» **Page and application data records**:
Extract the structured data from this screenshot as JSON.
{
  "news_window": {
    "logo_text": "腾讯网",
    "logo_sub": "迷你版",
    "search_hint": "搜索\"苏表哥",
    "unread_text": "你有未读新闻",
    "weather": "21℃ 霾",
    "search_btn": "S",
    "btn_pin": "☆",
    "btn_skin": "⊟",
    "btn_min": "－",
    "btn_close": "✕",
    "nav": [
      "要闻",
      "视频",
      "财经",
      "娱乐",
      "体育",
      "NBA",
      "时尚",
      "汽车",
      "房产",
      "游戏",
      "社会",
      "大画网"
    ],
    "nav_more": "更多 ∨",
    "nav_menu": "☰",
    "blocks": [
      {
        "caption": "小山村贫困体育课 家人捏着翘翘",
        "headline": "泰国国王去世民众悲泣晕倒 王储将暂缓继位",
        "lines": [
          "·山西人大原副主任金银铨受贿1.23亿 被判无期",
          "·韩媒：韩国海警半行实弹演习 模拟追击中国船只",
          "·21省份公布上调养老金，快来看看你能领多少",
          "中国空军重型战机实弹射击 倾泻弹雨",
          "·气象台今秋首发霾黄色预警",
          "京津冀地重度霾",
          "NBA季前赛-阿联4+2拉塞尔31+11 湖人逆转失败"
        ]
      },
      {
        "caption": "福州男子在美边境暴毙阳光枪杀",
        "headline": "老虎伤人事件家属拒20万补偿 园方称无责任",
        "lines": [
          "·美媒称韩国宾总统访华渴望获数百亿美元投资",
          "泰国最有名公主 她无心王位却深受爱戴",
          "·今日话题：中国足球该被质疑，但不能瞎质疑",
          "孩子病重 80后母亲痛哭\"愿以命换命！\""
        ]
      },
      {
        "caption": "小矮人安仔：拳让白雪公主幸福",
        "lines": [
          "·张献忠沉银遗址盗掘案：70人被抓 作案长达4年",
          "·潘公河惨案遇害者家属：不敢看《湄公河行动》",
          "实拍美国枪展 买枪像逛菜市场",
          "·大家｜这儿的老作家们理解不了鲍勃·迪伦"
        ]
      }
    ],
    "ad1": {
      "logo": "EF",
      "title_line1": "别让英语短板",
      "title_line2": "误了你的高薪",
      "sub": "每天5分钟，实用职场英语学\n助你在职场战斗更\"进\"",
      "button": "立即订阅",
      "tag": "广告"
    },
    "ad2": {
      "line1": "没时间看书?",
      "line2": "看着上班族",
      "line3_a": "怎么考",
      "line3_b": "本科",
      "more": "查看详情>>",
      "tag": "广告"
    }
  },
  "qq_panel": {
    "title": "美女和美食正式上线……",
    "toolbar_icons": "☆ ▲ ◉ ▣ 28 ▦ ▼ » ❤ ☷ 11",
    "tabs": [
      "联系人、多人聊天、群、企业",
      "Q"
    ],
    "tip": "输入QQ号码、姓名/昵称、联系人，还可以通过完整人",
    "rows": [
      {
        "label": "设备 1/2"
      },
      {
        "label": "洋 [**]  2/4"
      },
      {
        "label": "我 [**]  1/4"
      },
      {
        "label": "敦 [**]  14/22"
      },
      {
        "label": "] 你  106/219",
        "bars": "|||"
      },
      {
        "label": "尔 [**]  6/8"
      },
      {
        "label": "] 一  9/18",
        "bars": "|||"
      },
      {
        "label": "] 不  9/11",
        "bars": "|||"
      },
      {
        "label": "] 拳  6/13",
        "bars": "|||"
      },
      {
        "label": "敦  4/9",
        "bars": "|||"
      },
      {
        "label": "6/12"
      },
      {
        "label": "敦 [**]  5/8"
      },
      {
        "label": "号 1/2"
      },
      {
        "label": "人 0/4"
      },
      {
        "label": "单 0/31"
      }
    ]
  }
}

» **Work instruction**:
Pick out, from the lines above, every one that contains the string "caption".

» **Response area**:
        "caption": "小山村贫困体育课 家人捏着翘翘",
        "caption": "福州男子在美边境暴毙阳光枪杀",
        "caption": "小矮人安仔：拳让白雪公主幸福",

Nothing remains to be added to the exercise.